> 26% of share capital of MIAL is held by AAI, which can therefore block any special resolution that is to be passed under the Companies Act. Therefore, no change in the MoU or articles of association of the company can be made unless AAI gives its consent.
Whether MIAL is substantially financed either directly, or indirectly, by funds provided by the appropriate government body
The argument: The central government has a large financial stake in MIAL. Not only does AAI own 26% of the paid-up share capital of MIAL (which can never be reduced, but can only be increased) MIAL also has to give 38.7% of its gross revenue (quite apart from the down payment made by way of consideration for the grant of the lease) to the Act.
> According to a letter sent by the state government to Mr Shirodkar, it is categorically agreed that the state government has waived stamp duty worth Rs200 crore-Rs250 crore with respect to MIAL. The complainant (Mr Shirodkar) had submitted to us (CIC) that MIAL is using 2,000 acres of AAI leased land at concessional rates, the actual market value of which is otherwise close to Rs50,000 crore.

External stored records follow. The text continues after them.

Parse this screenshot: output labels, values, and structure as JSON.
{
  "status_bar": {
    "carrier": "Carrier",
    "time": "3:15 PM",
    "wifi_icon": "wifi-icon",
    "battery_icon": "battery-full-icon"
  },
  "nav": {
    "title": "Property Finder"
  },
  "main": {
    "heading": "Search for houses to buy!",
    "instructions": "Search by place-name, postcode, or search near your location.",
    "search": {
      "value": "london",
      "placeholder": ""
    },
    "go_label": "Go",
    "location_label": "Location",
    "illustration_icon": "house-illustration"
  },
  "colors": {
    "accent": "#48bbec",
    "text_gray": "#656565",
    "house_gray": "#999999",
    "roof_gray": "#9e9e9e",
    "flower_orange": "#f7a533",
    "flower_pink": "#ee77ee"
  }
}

> As per the lease deed executed between AAI and MIAL on 26 April 2006, article IV, titled 'Lease Rent', states that MIAL shall pay an annual lease of Rs100 payable in advance on 1st April. (My comment: Would you believe the joke that 2,000 acres of prime land is given at Rs100 annual rent?) MIAL clearly reaps the benefits of the substantial amounts received by way of waiver, equity, concessional land use… Such contributions are crystal clear in themselves to affirm that MIAL has received "substantial funding" indirectly.
Hence, MIAL is clearly a case of being substantially funded. Will it now abide by the order and come under the purview of the RTI Act?

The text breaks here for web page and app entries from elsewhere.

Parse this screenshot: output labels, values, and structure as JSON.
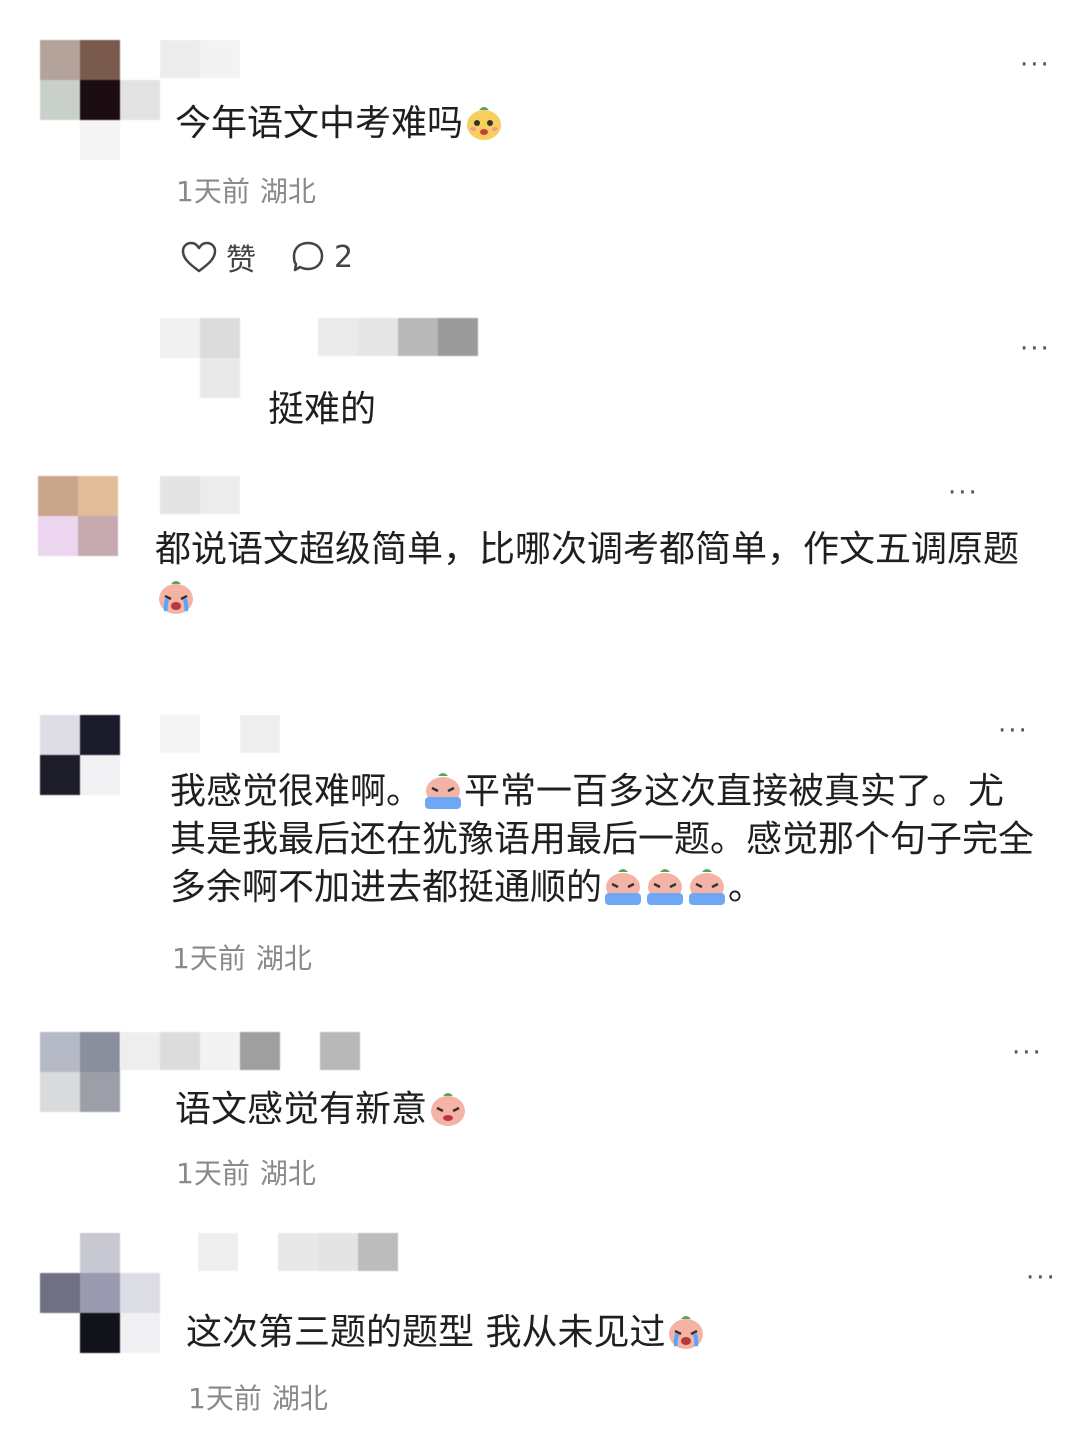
{
  "comments": [
    {
      "text": "今年语文中考难吗",
      "time": "1天前",
      "location": "湖北",
      "like_label": "赞",
      "reply_count": "2",
      "more": "···"
    },
    {
      "text": "挺难的",
      "more": "···"
    },
    {
      "text": "都说语文超级简单，比哪次调考都简单，作文五调原题",
      "more": "···"
    },
    {
      "line1": "我感觉很难啊。",
      "line1b": "平常一百多这次直接被真实了。尤",
      "line2": "其是我最后还在犹豫语用最后一题。感觉那个句子完全",
      "line3": "多余啊不加进去都挺通顺的",
      "line3end": "。",
      "time": "1天前",
      "location": "湖北",
      "more": "···"
    },
    {
      "text": "语文感觉有新意",
      "time": "1天前",
      "location": "湖北",
      "more": "···"
    },
    {
      "text": "这次第三题的题型 我从未见过",
      "time": "1天前",
      "location": "湖北",
      "more": "···"
    }
  ],
  "icons": {
    "more": "more-dots-icon",
    "like": "heart-icon",
    "reply": "comment-bubble-icon",
    "emoji_sweat": "emoji-embarrassed-face-icon",
    "emoji_cry": "emoji-crying-face-icon"
  }
}
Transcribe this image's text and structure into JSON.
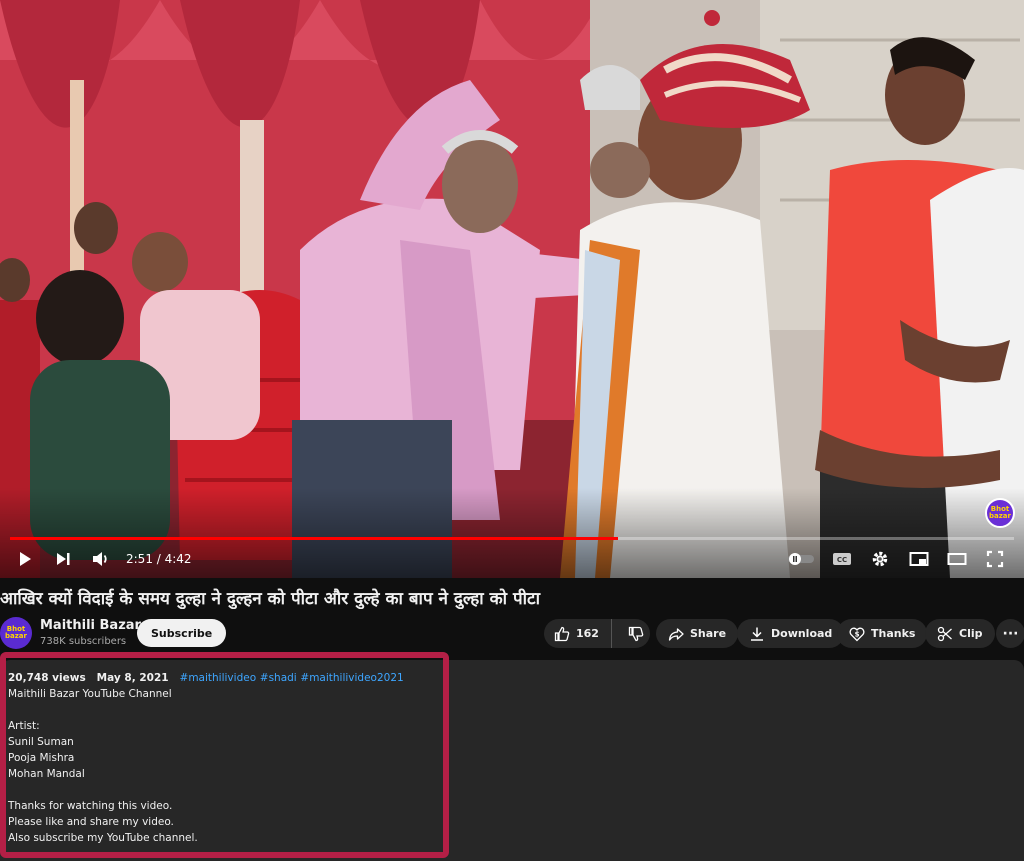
{
  "player": {
    "current_time": "2:51",
    "duration": "4:42",
    "time_display": "2:51 / 4:42",
    "progress": 0.606,
    "watermark": "Bhot bazar",
    "accent_color": "#ff0000"
  },
  "video": {
    "title": "आखिर क्यों विदाई के समय दुल्हा ने दुल्हन को पीटा और दुल्हे का बाप ने दुल्हा को पीटा"
  },
  "channel": {
    "name": "Maithili Bazar",
    "subscribers": "738K subscribers",
    "subscribe_label": "Subscribe",
    "avatar_text": "Bhot bazar"
  },
  "actions": {
    "like_count": "162",
    "share": "Share",
    "download": "Download",
    "thanks": "Thanks",
    "clip": "Clip",
    "more": "···"
  },
  "description": {
    "views": "20,748 views",
    "date": "May 8, 2021",
    "hashtags": [
      "#maithilivideo",
      "#shadi",
      "#maithilivideo2021"
    ],
    "lines": [
      "Maithili Bazar YouTube Channel",
      "",
      "Artist:",
      "Sunil Suman",
      "Pooja Mishra",
      "Mohan Mandal",
      "",
      "Thanks for watching this video.",
      "Please like and share my video.",
      "Also subscribe my YouTube channel."
    ],
    "highlight_color": "#b41f46"
  }
}
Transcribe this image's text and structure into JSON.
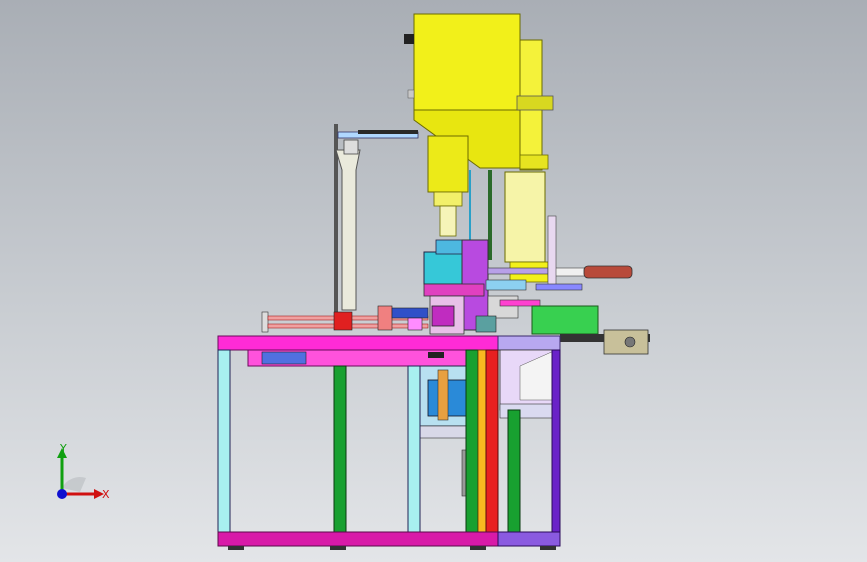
{
  "viewport": {
    "background_top": "#a9aeb5",
    "background_bottom": "#e3e5e8"
  },
  "triad": {
    "x_label": "X",
    "y_label": "Y",
    "x_color": "#d01010",
    "y_color": "#10a010",
    "z_color": "#1010d0"
  },
  "model": {
    "colors": {
      "frame_magenta": "#ff2bd6",
      "cylinder_yellow": "#f2f01a",
      "frame_purple": "#6a22c8",
      "leg_cyan": "#a8f0f0",
      "leg_green": "#18a030",
      "leg_red": "#e82020",
      "base_magenta": "#d81aa8",
      "plate_green": "#38d050"
    }
  }
}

Indeed, it is a great citizens' victory!
THE STORY SO FAR
On 1 January 2008: Sanjay Shirodkar files a complaint.
2 February 2008: Mumbai International Airport (MIAL) says it is not a public authority under the RTI Act.
17 January 2007: In another appeal filed by Delhi RTI activist Anil Heble before the CIC, Delhi, against the AAI, Delhi International Airport (DIAL) declared as public authority by the CIC.

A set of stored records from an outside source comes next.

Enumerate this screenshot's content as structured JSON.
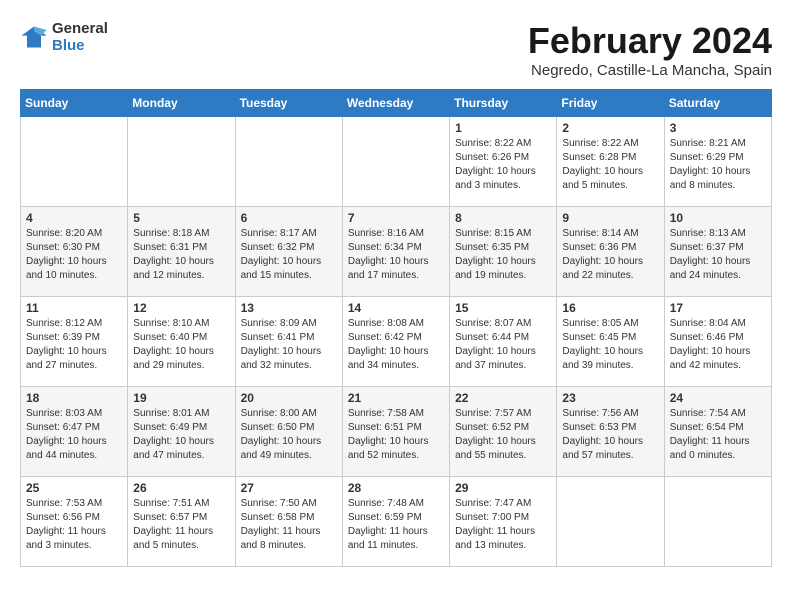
{
  "header": {
    "logo_line1": "General",
    "logo_line2": "Blue",
    "main_title": "February 2024",
    "subtitle": "Negredo, Castille-La Mancha, Spain"
  },
  "calendar": {
    "days_of_week": [
      "Sunday",
      "Monday",
      "Tuesday",
      "Wednesday",
      "Thursday",
      "Friday",
      "Saturday"
    ],
    "weeks": [
      [
        {
          "day": "",
          "info": ""
        },
        {
          "day": "",
          "info": ""
        },
        {
          "day": "",
          "info": ""
        },
        {
          "day": "",
          "info": ""
        },
        {
          "day": "1",
          "info": "Sunrise: 8:22 AM\nSunset: 6:26 PM\nDaylight: 10 hours\nand 3 minutes."
        },
        {
          "day": "2",
          "info": "Sunrise: 8:22 AM\nSunset: 6:28 PM\nDaylight: 10 hours\nand 5 minutes."
        },
        {
          "day": "3",
          "info": "Sunrise: 8:21 AM\nSunset: 6:29 PM\nDaylight: 10 hours\nand 8 minutes."
        }
      ],
      [
        {
          "day": "4",
          "info": "Sunrise: 8:20 AM\nSunset: 6:30 PM\nDaylight: 10 hours\nand 10 minutes."
        },
        {
          "day": "5",
          "info": "Sunrise: 8:18 AM\nSunset: 6:31 PM\nDaylight: 10 hours\nand 12 minutes."
        },
        {
          "day": "6",
          "info": "Sunrise: 8:17 AM\nSunset: 6:32 PM\nDaylight: 10 hours\nand 15 minutes."
        },
        {
          "day": "7",
          "info": "Sunrise: 8:16 AM\nSunset: 6:34 PM\nDaylight: 10 hours\nand 17 minutes."
        },
        {
          "day": "8",
          "info": "Sunrise: 8:15 AM\nSunset: 6:35 PM\nDaylight: 10 hours\nand 19 minutes."
        },
        {
          "day": "9",
          "info": "Sunrise: 8:14 AM\nSunset: 6:36 PM\nDaylight: 10 hours\nand 22 minutes."
        },
        {
          "day": "10",
          "info": "Sunrise: 8:13 AM\nSunset: 6:37 PM\nDaylight: 10 hours\nand 24 minutes."
        }
      ],
      [
        {
          "day": "11",
          "info": "Sunrise: 8:12 AM\nSunset: 6:39 PM\nDaylight: 10 hours\nand 27 minutes."
        },
        {
          "day": "12",
          "info": "Sunrise: 8:10 AM\nSunset: 6:40 PM\nDaylight: 10 hours\nand 29 minutes."
        },
        {
          "day": "13",
          "info": "Sunrise: 8:09 AM\nSunset: 6:41 PM\nDaylight: 10 hours\nand 32 minutes."
        },
        {
          "day": "14",
          "info": "Sunrise: 8:08 AM\nSunset: 6:42 PM\nDaylight: 10 hours\nand 34 minutes."
        },
        {
          "day": "15",
          "info": "Sunrise: 8:07 AM\nSunset: 6:44 PM\nDaylight: 10 hours\nand 37 minutes."
        },
        {
          "day": "16",
          "info": "Sunrise: 8:05 AM\nSunset: 6:45 PM\nDaylight: 10 hours\nand 39 minutes."
        },
        {
          "day": "17",
          "info": "Sunrise: 8:04 AM\nSunset: 6:46 PM\nDaylight: 10 hours\nand 42 minutes."
        }
      ],
      [
        {
          "day": "18",
          "info": "Sunrise: 8:03 AM\nSunset: 6:47 PM\nDaylight: 10 hours\nand 44 minutes."
        },
        {
          "day": "19",
          "info": "Sunrise: 8:01 AM\nSunset: 6:49 PM\nDaylight: 10 hours\nand 47 minutes."
        },
        {
          "day": "20",
          "info": "Sunrise: 8:00 AM\nSunset: 6:50 PM\nDaylight: 10 hours\nand 49 minutes."
        },
        {
          "day": "21",
          "info": "Sunrise: 7:58 AM\nSunset: 6:51 PM\nDaylight: 10 hours\nand 52 minutes."
        },
        {
          "day": "22",
          "info": "Sunrise: 7:57 AM\nSunset: 6:52 PM\nDaylight: 10 hours\nand 55 minutes."
        },
        {
          "day": "23",
          "info": "Sunrise: 7:56 AM\nSunset: 6:53 PM\nDaylight: 10 hours\nand 57 minutes."
        },
        {
          "day": "24",
          "info": "Sunrise: 7:54 AM\nSunset: 6:54 PM\nDaylight: 11 hours\nand 0 minutes."
        }
      ],
      [
        {
          "day": "25",
          "info": "Sunrise: 7:53 AM\nSunset: 6:56 PM\nDaylight: 11 hours\nand 3 minutes."
        },
        {
          "day": "26",
          "info": "Sunrise: 7:51 AM\nSunset: 6:57 PM\nDaylight: 11 hours\nand 5 minutes."
        },
        {
          "day": "27",
          "info": "Sunrise: 7:50 AM\nSunset: 6:58 PM\nDaylight: 11 hours\nand 8 minutes."
        },
        {
          "day": "28",
          "info": "Sunrise: 7:48 AM\nSunset: 6:59 PM\nDaylight: 11 hours\nand 11 minutes."
        },
        {
          "day": "29",
          "info": "Sunrise: 7:47 AM\nSunset: 7:00 PM\nDaylight: 11 hours\nand 13 minutes."
        },
        {
          "day": "",
          "info": ""
        },
        {
          "day": "",
          "info": ""
        }
      ]
    ]
  }
}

20 February 2008: Shirodkar files another complaint with the CIC.
11 June 2008: CIC issued an order stating that MIAL is a public authority under the RTI Act.
16 July 2008: Mr Shirodkar sends complaint to CIC stating that MIAL is not following CIC order. Instead, MIAL files a case in the Delhi High Court.
22 November 2010: The CIC's decision of 11 June 2008 is set aside on the ground that "no opportunity provided to MIAL to present its case". High court also directs CCI to restore Mr Shirodkar's appeal and hear both sides.
CIC postpones first two hearings due to Mr Shirodkar's absence. The next hearing took place on 13 May 2011, at which the CIC sent a letter from the GAD which stated that MIAL was exempted from paying Rs250 crore stamp duty; it asked MIAL to explain this concession.
30 March 2011: CIC gives an order stating that MIAL comes under the purview of the RTI Act and that MIAL should appoint a public information officer within 30 days of receiving the order.
(Vinita Deshmukh is a senior editor, author and convener of Pune Metro Jagruti Abhiyaan. She can be reached at [email protected].)